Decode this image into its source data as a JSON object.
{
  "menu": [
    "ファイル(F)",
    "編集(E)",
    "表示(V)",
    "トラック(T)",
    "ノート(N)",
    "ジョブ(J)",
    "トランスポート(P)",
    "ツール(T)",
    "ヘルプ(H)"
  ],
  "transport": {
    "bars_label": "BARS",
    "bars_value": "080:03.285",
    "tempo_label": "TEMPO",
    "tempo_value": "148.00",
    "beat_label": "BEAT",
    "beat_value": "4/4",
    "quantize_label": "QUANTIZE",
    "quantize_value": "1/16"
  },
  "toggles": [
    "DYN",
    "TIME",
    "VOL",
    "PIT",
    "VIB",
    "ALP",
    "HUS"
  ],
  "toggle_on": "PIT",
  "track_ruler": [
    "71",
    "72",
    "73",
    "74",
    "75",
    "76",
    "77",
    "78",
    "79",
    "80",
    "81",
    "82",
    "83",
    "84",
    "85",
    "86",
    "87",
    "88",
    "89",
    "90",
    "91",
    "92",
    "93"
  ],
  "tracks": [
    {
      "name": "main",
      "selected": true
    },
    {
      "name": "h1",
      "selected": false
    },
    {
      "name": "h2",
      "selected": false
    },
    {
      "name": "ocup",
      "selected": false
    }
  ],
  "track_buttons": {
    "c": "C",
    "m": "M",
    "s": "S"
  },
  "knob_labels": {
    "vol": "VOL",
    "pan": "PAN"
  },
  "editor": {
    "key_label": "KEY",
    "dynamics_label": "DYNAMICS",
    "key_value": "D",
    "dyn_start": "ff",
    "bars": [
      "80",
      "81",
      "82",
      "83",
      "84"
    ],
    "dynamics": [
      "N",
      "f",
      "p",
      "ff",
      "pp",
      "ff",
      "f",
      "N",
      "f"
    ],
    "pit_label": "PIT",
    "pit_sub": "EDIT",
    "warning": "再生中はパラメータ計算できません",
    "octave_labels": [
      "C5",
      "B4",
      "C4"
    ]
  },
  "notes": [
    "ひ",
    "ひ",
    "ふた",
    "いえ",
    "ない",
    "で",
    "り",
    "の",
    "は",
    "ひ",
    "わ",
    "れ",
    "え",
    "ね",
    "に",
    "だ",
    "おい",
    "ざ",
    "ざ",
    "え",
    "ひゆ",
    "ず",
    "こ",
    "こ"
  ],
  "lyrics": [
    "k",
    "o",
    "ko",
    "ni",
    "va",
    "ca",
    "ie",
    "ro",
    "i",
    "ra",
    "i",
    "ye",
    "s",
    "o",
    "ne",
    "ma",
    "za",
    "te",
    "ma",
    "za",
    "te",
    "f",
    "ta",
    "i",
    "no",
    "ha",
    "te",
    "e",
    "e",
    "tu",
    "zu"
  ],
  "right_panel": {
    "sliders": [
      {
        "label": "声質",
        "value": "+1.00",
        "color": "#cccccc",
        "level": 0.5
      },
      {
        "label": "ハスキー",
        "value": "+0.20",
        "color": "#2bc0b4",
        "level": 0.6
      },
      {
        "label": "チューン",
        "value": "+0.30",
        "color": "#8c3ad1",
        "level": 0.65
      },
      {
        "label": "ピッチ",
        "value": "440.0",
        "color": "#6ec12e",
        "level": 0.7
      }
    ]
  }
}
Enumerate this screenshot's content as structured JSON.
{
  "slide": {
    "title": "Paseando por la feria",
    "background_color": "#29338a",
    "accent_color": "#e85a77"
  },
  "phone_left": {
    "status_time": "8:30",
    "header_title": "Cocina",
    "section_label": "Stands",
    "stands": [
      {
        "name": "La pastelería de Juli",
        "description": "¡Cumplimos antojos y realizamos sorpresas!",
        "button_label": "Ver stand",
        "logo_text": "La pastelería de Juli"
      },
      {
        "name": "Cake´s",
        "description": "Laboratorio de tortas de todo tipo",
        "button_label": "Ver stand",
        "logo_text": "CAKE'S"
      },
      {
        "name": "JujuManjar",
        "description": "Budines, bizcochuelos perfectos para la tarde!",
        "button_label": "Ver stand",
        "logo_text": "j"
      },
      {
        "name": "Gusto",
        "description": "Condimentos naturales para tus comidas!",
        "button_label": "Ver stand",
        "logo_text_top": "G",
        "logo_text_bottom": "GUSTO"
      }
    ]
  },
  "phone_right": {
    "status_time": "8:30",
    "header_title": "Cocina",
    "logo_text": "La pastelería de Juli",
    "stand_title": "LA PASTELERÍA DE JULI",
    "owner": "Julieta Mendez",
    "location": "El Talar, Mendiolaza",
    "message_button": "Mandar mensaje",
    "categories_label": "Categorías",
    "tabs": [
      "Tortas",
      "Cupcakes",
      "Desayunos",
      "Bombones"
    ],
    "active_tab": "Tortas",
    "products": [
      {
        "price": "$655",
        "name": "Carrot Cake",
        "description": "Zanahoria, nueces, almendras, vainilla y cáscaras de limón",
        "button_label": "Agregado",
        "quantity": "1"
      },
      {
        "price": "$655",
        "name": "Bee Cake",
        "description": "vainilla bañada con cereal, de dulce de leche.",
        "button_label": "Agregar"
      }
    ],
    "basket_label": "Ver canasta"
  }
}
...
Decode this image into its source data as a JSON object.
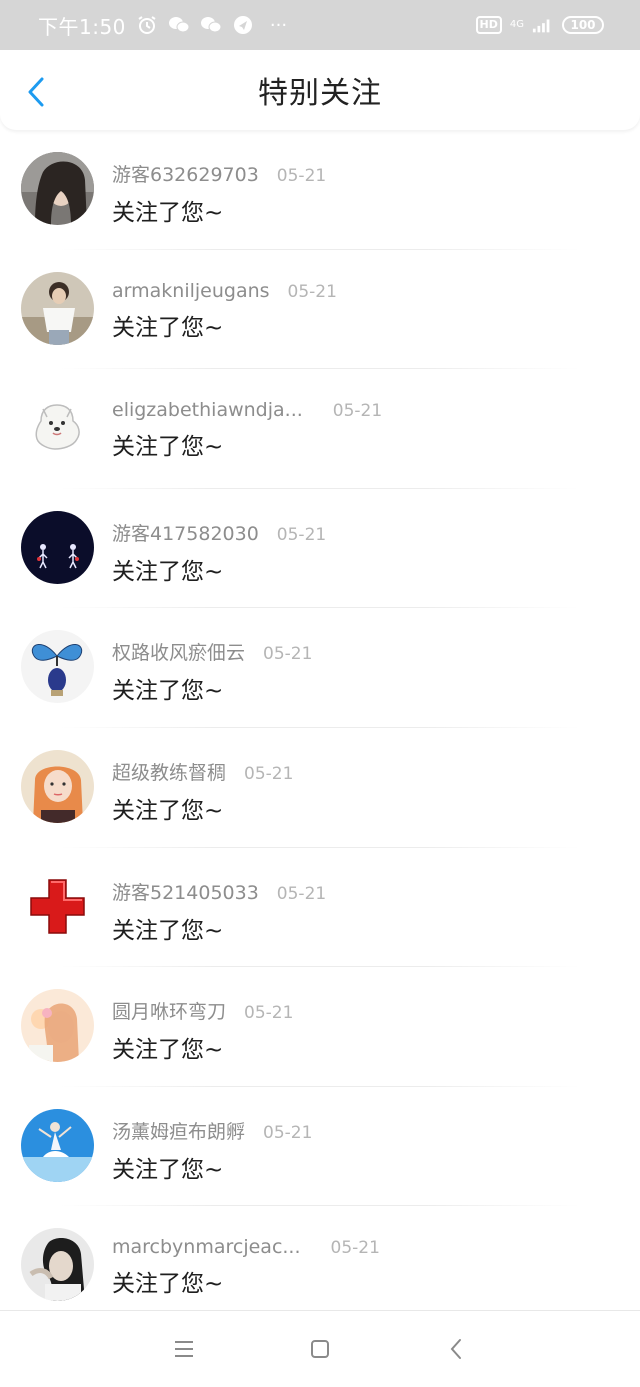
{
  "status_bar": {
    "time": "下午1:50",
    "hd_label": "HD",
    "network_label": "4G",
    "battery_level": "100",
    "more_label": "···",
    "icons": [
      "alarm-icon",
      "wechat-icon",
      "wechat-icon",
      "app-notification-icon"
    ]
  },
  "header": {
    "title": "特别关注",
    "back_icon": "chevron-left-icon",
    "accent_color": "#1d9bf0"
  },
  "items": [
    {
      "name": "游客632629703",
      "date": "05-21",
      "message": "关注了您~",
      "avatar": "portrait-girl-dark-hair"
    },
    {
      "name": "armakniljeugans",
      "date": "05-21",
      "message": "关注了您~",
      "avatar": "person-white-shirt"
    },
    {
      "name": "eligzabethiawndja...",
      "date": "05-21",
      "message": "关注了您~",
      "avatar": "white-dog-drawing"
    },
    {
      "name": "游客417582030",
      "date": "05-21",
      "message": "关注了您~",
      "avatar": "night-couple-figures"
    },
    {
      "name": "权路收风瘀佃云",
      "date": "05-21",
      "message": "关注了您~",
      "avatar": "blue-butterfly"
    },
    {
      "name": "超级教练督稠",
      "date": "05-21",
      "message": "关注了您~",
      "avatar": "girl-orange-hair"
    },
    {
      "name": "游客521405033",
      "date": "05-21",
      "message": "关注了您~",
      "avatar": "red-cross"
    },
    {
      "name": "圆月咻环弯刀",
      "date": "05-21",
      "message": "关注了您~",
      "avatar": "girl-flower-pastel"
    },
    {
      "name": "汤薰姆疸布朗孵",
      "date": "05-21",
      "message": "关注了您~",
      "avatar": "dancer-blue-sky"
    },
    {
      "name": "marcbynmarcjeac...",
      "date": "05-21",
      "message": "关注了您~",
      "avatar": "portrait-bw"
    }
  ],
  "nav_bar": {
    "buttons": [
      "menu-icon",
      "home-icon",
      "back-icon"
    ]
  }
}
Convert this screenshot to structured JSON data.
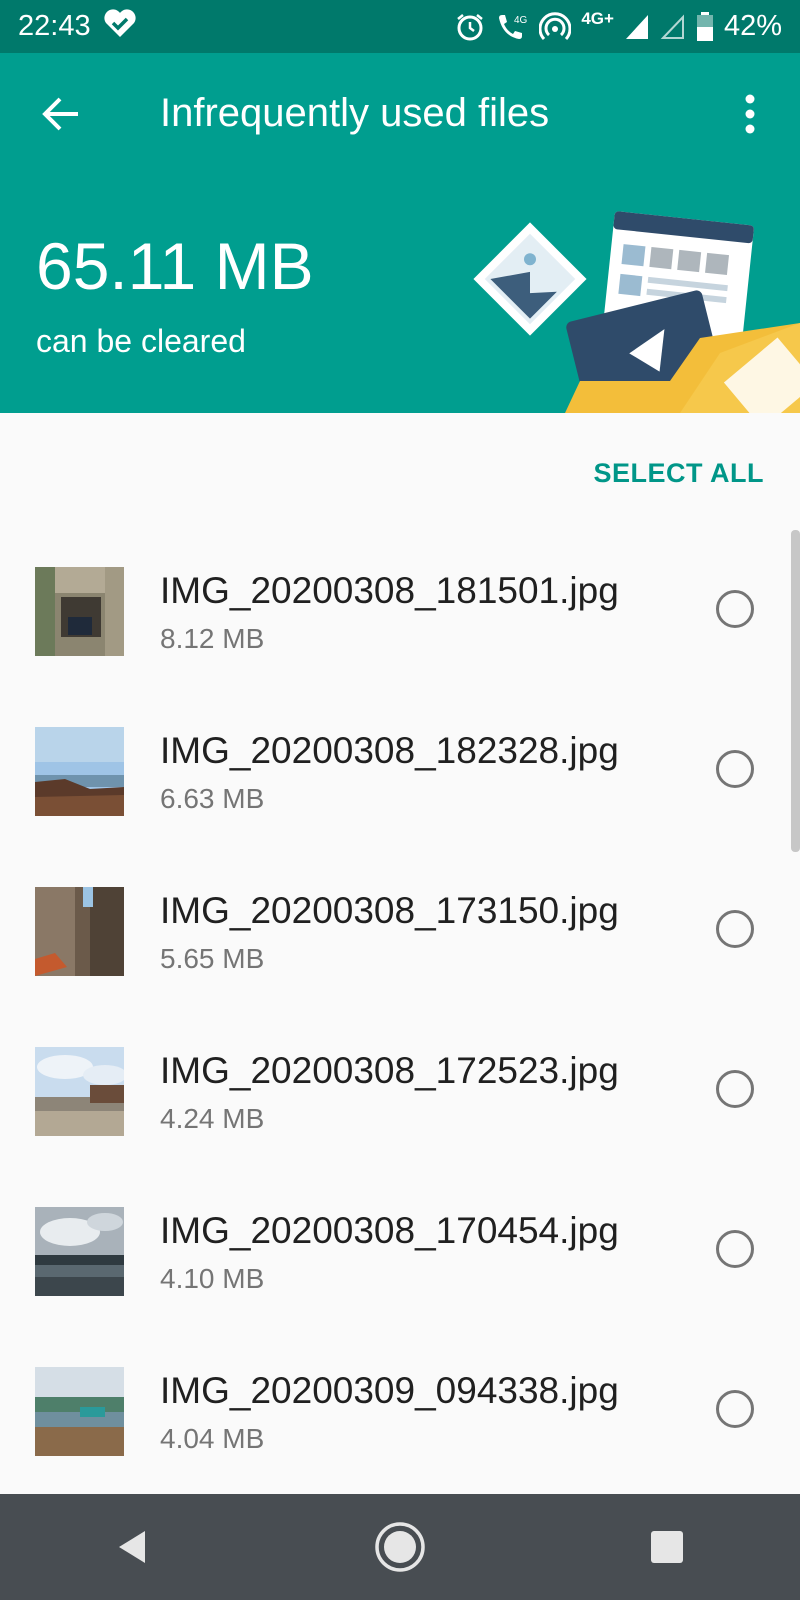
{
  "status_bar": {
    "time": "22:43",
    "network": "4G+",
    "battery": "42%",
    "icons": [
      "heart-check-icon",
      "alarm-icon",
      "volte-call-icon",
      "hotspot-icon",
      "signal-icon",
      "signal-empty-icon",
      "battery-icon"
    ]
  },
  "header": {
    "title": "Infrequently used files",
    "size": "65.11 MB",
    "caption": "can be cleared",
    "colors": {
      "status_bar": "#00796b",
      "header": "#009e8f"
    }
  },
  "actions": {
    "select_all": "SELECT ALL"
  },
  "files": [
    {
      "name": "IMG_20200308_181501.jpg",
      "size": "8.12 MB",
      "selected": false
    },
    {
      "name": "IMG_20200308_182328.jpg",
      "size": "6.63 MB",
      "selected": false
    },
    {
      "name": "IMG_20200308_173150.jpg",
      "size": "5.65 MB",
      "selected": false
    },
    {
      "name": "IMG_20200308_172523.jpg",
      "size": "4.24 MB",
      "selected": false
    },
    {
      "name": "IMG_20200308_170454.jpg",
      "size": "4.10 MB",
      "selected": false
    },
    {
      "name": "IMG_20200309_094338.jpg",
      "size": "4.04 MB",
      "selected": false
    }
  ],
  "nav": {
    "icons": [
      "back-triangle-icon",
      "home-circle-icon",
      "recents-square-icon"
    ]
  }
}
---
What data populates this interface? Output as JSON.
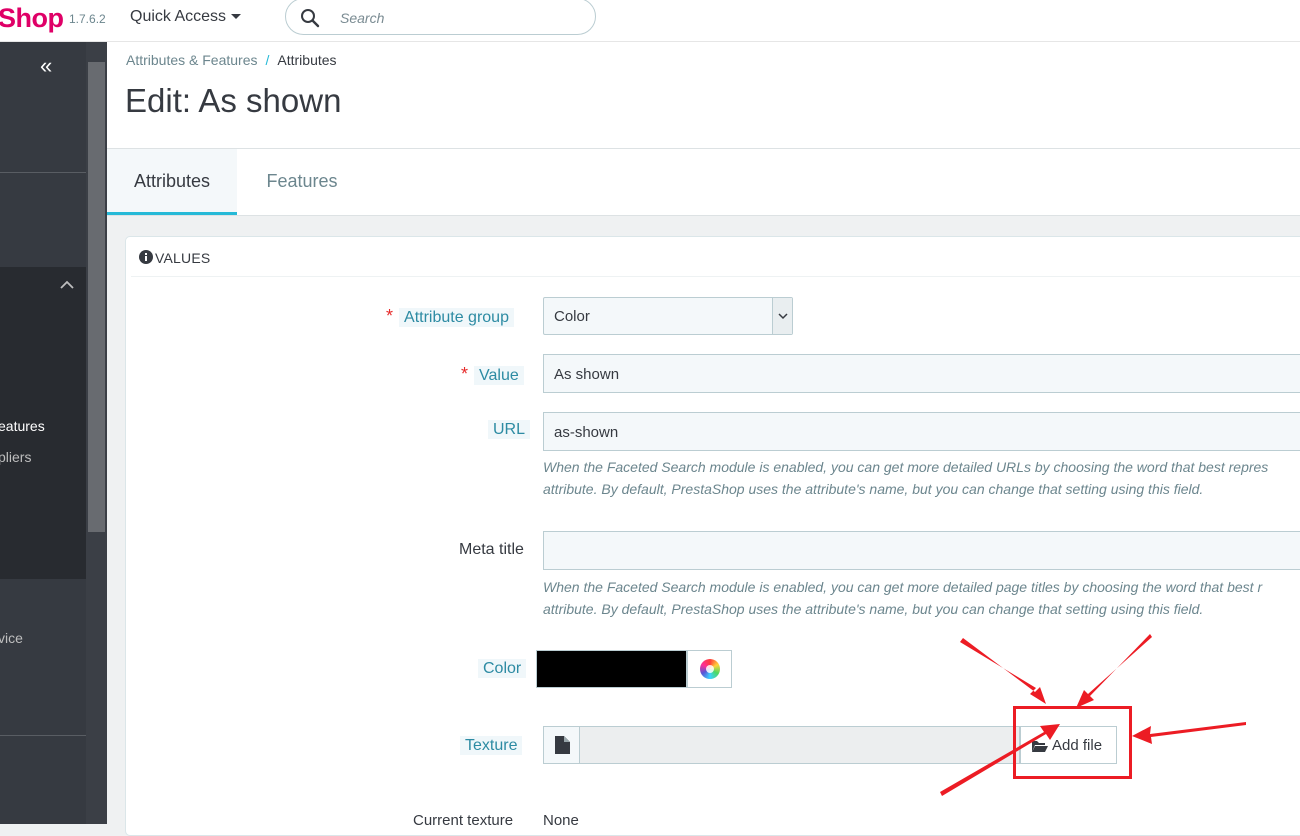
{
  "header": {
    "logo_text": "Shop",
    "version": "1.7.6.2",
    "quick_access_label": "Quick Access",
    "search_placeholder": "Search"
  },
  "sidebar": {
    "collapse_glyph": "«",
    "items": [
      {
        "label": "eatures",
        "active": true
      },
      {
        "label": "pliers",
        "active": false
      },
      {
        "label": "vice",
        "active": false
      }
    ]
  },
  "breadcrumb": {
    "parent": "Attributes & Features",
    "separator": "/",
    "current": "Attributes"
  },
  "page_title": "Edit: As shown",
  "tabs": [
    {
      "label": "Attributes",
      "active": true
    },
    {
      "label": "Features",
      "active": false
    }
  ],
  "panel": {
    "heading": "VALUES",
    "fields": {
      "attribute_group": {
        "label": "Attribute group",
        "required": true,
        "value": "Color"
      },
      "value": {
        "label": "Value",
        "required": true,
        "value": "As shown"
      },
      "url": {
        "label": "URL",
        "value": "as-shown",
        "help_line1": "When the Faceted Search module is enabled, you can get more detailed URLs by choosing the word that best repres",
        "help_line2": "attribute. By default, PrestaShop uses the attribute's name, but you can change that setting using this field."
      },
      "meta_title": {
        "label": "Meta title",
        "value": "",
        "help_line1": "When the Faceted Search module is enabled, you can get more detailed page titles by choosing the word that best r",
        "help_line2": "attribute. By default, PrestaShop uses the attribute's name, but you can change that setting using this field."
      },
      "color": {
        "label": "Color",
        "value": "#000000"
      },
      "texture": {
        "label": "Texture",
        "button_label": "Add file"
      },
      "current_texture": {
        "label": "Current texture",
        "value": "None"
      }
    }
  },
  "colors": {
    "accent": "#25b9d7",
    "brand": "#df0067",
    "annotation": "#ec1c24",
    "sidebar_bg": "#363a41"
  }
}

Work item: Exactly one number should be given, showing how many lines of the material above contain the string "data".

Response box: 4